ONE of the major success stories for Australian Wool Innovation's (AWI) International Woolmark Prize (IWP) is 2013 winner, Rahul Mishra.
Based in Mumbai, the Indian designer was the India and Middle East region finalist before taking out the major prize in Milan, Italy, last year.
His innovative use of wool in lightweight and cool garments were described by the judges as being reminiscent of silk.
Mr Mishra's work is perfectly suited to warm Indian climates but remains feminine and fresh, accentuating the female form with style and grace.
And it seems the fashion world agreed with the IWP judges' choice when his inaugural collection sold out in just three weeks at IWP retail partners, English department store Harvey Nichols and French clothing and accessory retailer Colette, a feat unheard of for a new designer.
Mr Mishra said winning the IWP was a life changing event.
"Anything I can say about it will be small in comparison to what it did for me," he said.
"It helped me to put a supply chain in place, exposed me to world class retailers and gave me a position in the industry that would normally have taken eight to 10 years to achieve."
Mr Mishra said he came from a family of workers and his company comprised about 400 to 500 staff, many of them artisan craftspeople individually bringing his creative visions to life.
"This is definitely the biggest thing to happen to our company," he said.
"Big retailers would not normally risk taking on a relative unknown but the IWP and Woolmark gave credibility to my work," Mr Mishra said.
"I can always go to AWI for advice and for help in sourcing materials, and they make things happen and faster and timing is very important in the world of fashion."
Mr Mishra said he had been working with wool for five to six years and considered it his friend, but fell more deeply in love with the fibre after working with AWI and seeing the research it was doing and how sustainable and luxurious wool was.
"I respect all plants and animals and I love that there is no killing involved in the textile and wool industry," he said.
Mr Mishra said a recent visit to Merino properties in Australia had also enhanced his appreciation for the fibre and many of his recent designs feature images of windmills, sheep, birds and landscape created in his unique woollen embroidery style.
"I admire how Australian farmers take care of their sheep and our world, how they do everything themselves and that wool is sustainable and provides employment," he said.
Mr Mishra said it fitted with his own Ghandi-like beliefs, where the soul of humanity was in the villages and respecting each other and natural resources was important.
It was why he sought to employ so many village craftspeople in his business.
Country of weavers

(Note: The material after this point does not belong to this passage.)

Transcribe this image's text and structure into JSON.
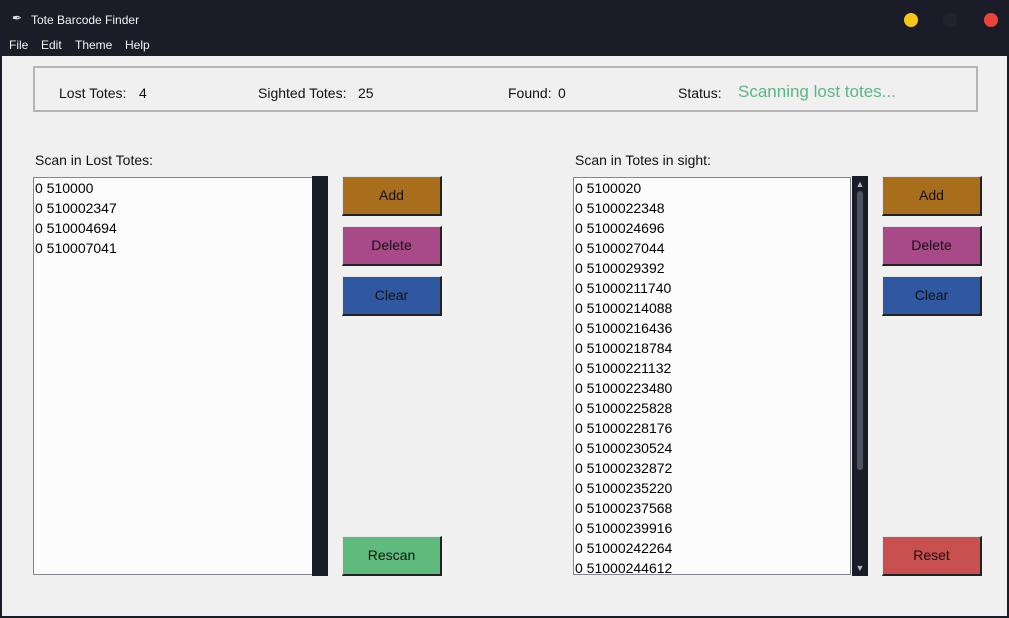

Mr Mishra said he currently turned out about 10,000 to 15,000 pieces a year, available in the world’s leading department stores including David Jones, but with 23 million talented craftspeople in India he could supply 20m pieces a year.
"I would love to give work to all of them," he said.
"India is a country of weavers and it is the second largest importer of wool."
Mr Mishra said the wool he worked with was mostly about 17 microns.
What he also loved about wool, apart from its sustainability, was it was allergy free, took care of temperatures and had great beauty and natural fall for use in fashion.
"I'd love to marry (match) Australian woolgrowers with the Indian craft community - I think it would be beneficial for both," Mr Mishra said.
"Maybe AWI can pilot this!" he laughed.
Wendy Gould travelled to China courtesy of Australian Wool Innovation.